Washington, DC — (LoanSafe.org) – Commissioner Gennet Purcell, Esq., of the DC Department of Insurance, Securities and Banking (DISB) today announced the indictment of Renaldo D. Gillis and Afolasade Orekoya for their leadership in an extensive mortgage fraud “flipping” scheme in the District of Columbia after a joint investigation with federal law enforcement.
“The indictment of these two men sends a clear message that we will use every tool at our disposal to fight against mortgage fraud and any other fraudulent acts against our hardworking District residents,” said Commissioner Purcell. “We will not tolerate mortgage fraud in the District of Columbia as it ruins lives, destroys families and devastates communities.”
The indictment of these two individuals was part of a nationwide takedown that targeted mortgage fraud throughout the country. Operation Stolen Dreams was organized by President Obama’s interagency Financial Fraud Enforcement Task Force, which was established to lead an aggressive, coordinated and proactive effort to investigate and prosecute financial crimes. The task force includes representatives from a broad range of federal agencies, regulatory authorities, inspectors general, and state and local law enforcement who, working together, bring a powerful array of criminal and civil enforcement resources. Starting March 1, Operation Stolen Dreams has involved 1,215 criminal defendants nationwide, including 485 arrests, who are allegedly responsible for more than $2.3 billion in losses. Additionally, the operation has resulted in 191 civil enforcement actions, which have resulted in the recovery of more than $147 million.
However, before the task force was formed, DISB had already initiated an investigation into the mortgage flipping scheme more than four years ago. A federal grand jury returned a 14-count indictment charging Gillis, 42, a licensed real estate appraiser and alleged real estate investor in the District of Columbia; and Orekoya, 40, a licensed real estate agent and independent loan processor for mortgage brokers, with conspiracy and multiple counts of bank, mail, and wire fraud for their leadership roles in an elaborate, years-long mortgage fraud scheme.
According to the indictment, from 2003 to 2009, the defendants and their co-conspirators targeted many District of Columbia-area homes for quick resales (called “flips”) at fraudulently inflated prices. Gillis recruited others to act as “straw buyers” of the properties. The straw buyers submitted loan applications to Orekoya, who inputted false information on the loan applications (typically inflating the straw buyers’ assets and income) and submitted them to mortgage lenders, including banks. Meanwhile, Gillis also generated fraudulent appraisals which falsely inflated the value of the properties (in reality, the properties were often in poor condition). The properties were then quickly resold (or flipped) to new straw buyers at increasing prices supported by the inflated appraisals.
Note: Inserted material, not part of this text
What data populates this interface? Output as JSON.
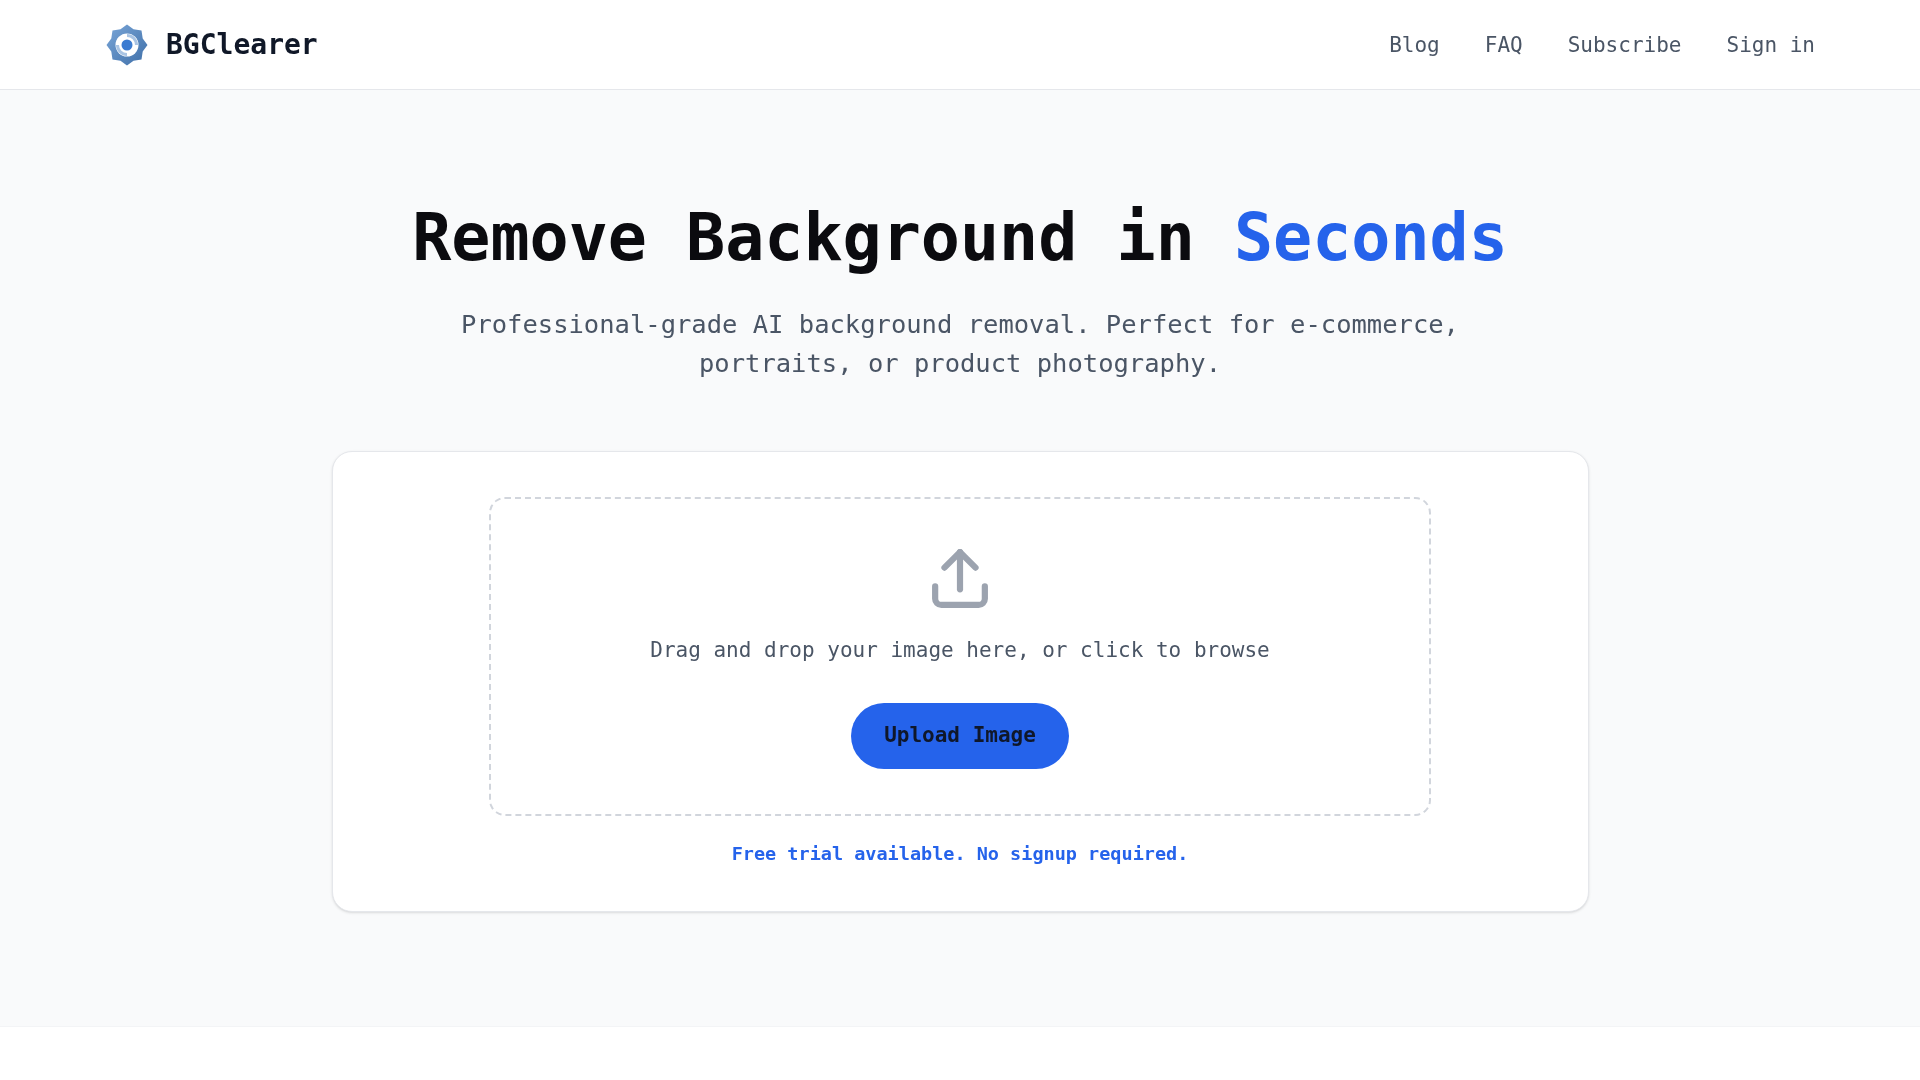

The mortgage fraud scheme netted Gillis, Orekoya, and their co-conspirators more than $1 million in illegal proceeds and caused the lending institutions to lose over $2.3 million. If convicted, the defendants face decades of imprisonment and fines in excess of $1,000,000. In addition, the United States is pursuing, through criminal forfeiture, a money judgment of over $1,000,000 against the defendants, as well as a house owned by Gillis in Georgia.
Besides DISB, others involved in the task force investigation included US Attorney Ronald C. Machen Jr.; Inspector in Charge, Washington Division Daniel S. Cortez of the US Postal Inspection Service; and Inspector General Kenneth M. Donohue of the US Department of Housing & Urban Development.
The charges contained in the indictment are merely allegations. The defendants are presumed innocent until and unless found guilty in a court of law.
For more information on the task force, visit www.StopFraud.gov. DISB works for consumers to prevent fraudulent, deceptive, and unfair business practices in the marketplace and to provide information to help consumers spot, stop, and avoid them. To file a complaint visit www.disb.dc.gov or contact DISB at